Publish date: Feb 2016
In January 2016 the first new alcohol guidelines were issued in over 20 years by Dame Sally Davies and fellow UK Chief Medical Officers (CMO’s). The new guidance has been met with mixed response as it departs significantly from previous guidance, and, differs from international guidance. Here the guidance is outlined, the evidence reviewed and the various responses from across the scientific, media, and third sector communities presented.
The guidance was developed over the last two and a half years from three independent groups of experts who have reviewed 44 systematic reviews and meta-analyses for the health effects of alcohol. The key changes are:
- The recommended weekly allowance is now the same for men and women.
- There is no safe limit of alcohol to drink, however to keep health risks to a low level a limit of 14 units per week is now recommended.
- There is no recommended daily limit.
- Heavy episodic drinking (binge-drinking) should be limited as it increases the risk of illness, accidents and injuries.
- If a women is pregnant they should not drink at all.
- The group determined that the evidence for the protective effects of drinking (notably on Ischaemic Heart Disease) is now weaker than previously thought, and that there is no justification for drinking on health grounds.
The changes have been made as there is considerable new evidence available on the harms of drinking since the previous guidance was issued.

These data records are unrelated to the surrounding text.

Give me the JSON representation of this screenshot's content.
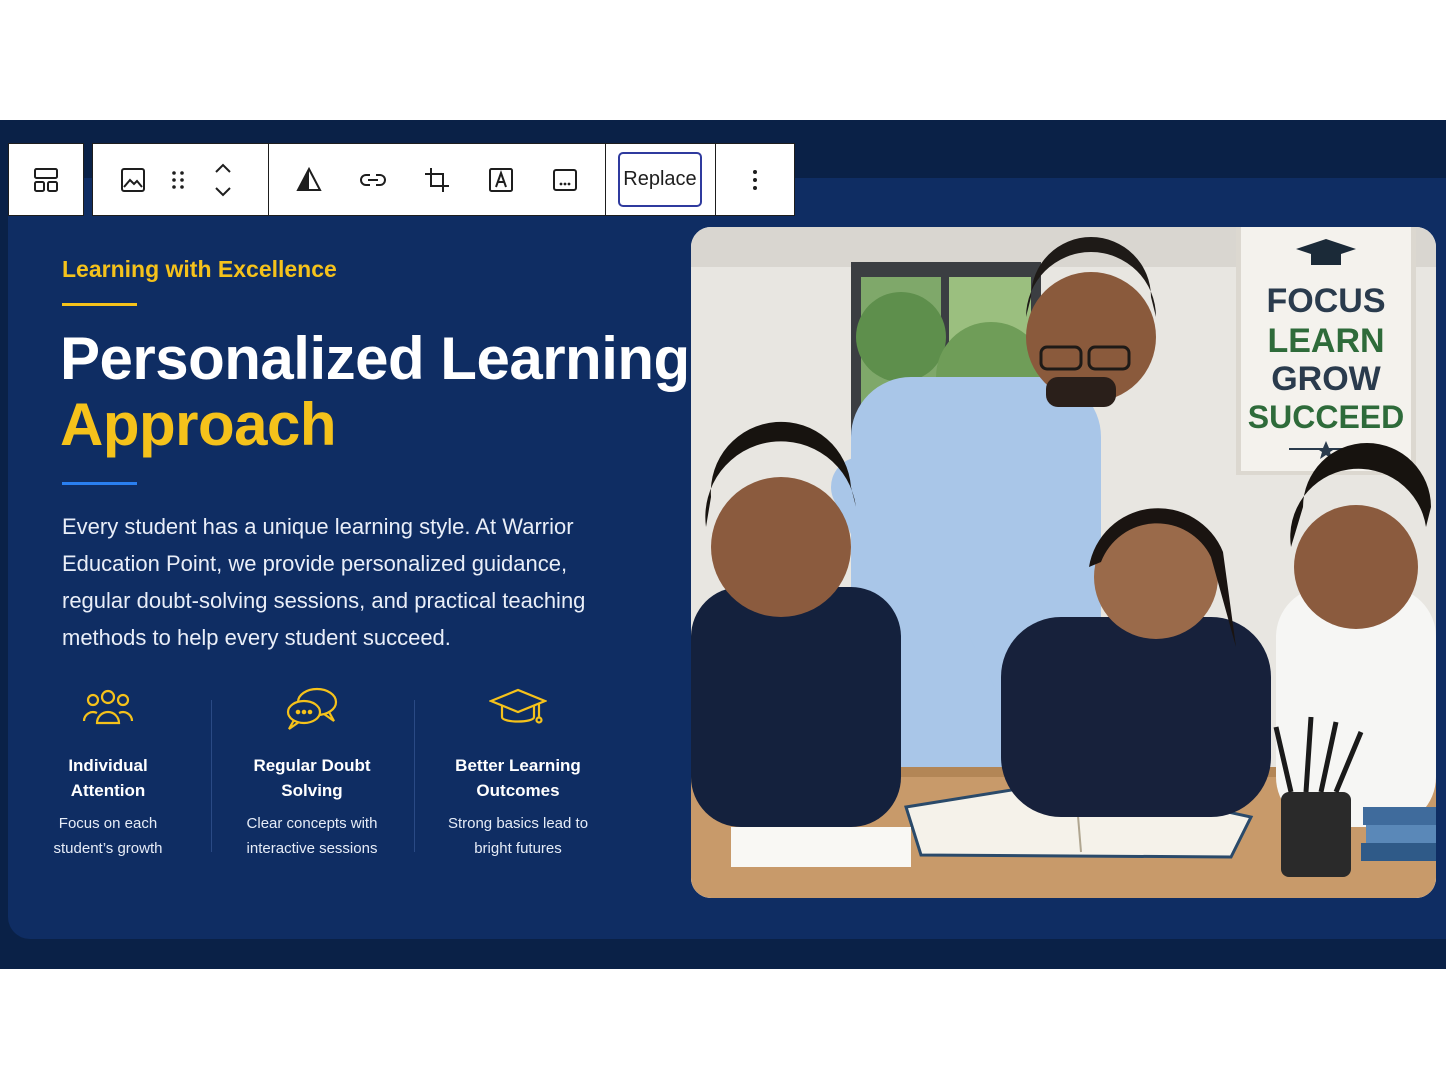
{
  "toolbar": {
    "replace_label": "Replace",
    "icons": [
      "block-layout-icon",
      "image-icon",
      "drag-handle-icon",
      "move-up-icon",
      "move-down-icon",
      "duotone-filter-icon",
      "link-icon",
      "crop-icon",
      "text-overlay-icon",
      "caption-icon",
      "more-options-icon"
    ]
  },
  "content": {
    "eyebrow": "Learning with Excellence",
    "title_line1": "Personalized Learning",
    "title_line2": "Approach",
    "paragraph": "Every student has a unique learning style. At Warrior Education Point, we provide personalized guidance, regular doubt-solving sessions, and practical teaching methods to help every student succeed."
  },
  "features": [
    {
      "icon": "users-icon",
      "title_line1": "Individual",
      "title_line2": "Attention",
      "desc_line1": "Focus on each",
      "desc_line2": "student’s growth"
    },
    {
      "icon": "chat-bubbles-icon",
      "title_line1": "Regular Doubt",
      "title_line2": "Solving",
      "desc_line1": "Clear concepts with",
      "desc_line2": "interactive sessions"
    },
    {
      "icon": "graduation-cap-icon",
      "title_line1": "Better Learning",
      "title_line2": "Outcomes",
      "desc_line1": "Strong basics lead to",
      "desc_line2": "bright futures"
    }
  ],
  "poster": {
    "lines": [
      "FOCUS",
      "LEARN",
      "GROW",
      "SUCCEED"
    ]
  },
  "colors": {
    "accent_yellow": "#f5c21b",
    "accent_blue": "#2a7ff0",
    "navy": "#0f2d63",
    "poster_green": "#2e6b3a"
  }
}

The new guidance was informed by a report from Sheffield University on mortality and morbidity risks from alcohol consumption in the UK. The cut-off point at which an individual became at ‘risk’ from developing a health condition attributable to alcohol was set at 1%. That is, out of 100 people at risk of developing a health condition from drinking, 1 person would develop it at this level.
The report found that even low levels of drinking increase an individual’s risk of cancers of the mouth, throat, breast and digestive system. Furthermore, there is evidence of other long-term health risks of drinking regularly over-time, which increase the risk of stroke, heart disease, liver disease and damage to the nervous system and brain. There is also clear evidence of the risk of a small number of heavy drinking episodes on health.
The guidance has been met with a mixed response: Health organisations, bodies and charities such as the Alcohol Health Alliance, the Royal College of Physicians, Alcohol Concern and the British Liver Trust have welcomed the new guidance as a positive step towards raising awareness of the risks of alcohol and enabling individuals to make informed choices about their drinking. On the other hand, reports in the media have criticised the new guidance as ‘hyperbolic’ and reflective of Britain being a ‘nanny state’. It has also been suggested that the 1% level of risk needs to be put into context: Professor David Spiegelhalter from the University of Cambridge reported to the BBC that watching TV for an hour or eating a bacon sandwich a couple of times a week had a higher level of risk than the 1% set by the new guidance.
There is also some controversy around different limits set by different countries; as there is no World Health Organisation recommendation, countries are free to choose their own guidance. The UK is now stricter than France and Spain (although roughly in-line with the US and Ireland). Limits set by other countries range from 10.5 units per week in Germany to 21.3 in Spain, but no other country has the same guidance for both men and women. The latter has been viewed as somewhat controversial, particularly because of some scientific evidence to suggest that men and women metabolise alcohol differently. The justification by the CMOs was that new evidence suggests that the overall health risks are broadly similar for men and women at the 14 unit a week limit. However this is complicated by the fact that whilst short-term risks are greater for men, long-term risks are greater for women.
The aim of the new guidance is to keep the public up-to-date with the most recent evidence for drinking so they can make informed decisions. Important changes to the guidance reflect the stronger evidence we now have for risks attributable to alcohol. However, some of these changes are quite significant, and they have been met with a sceptical response, especially by the media. Whilst some of the guidance is clearer, there still remain several ambiguities around limits for heavy episodic drinking and potential gender differences. This is compounded by the varying limits set by different countries. The hard task is getting the British population to actually cut down their drinking, and such guidance is a necessary first step, albeit in a long uphill struggle to change drinking behaviours.
The opinions expressed in this commentary reflect the views of the author(s) and do not necessarily represent the opinions or official positions of the Society for the Study of Addiction.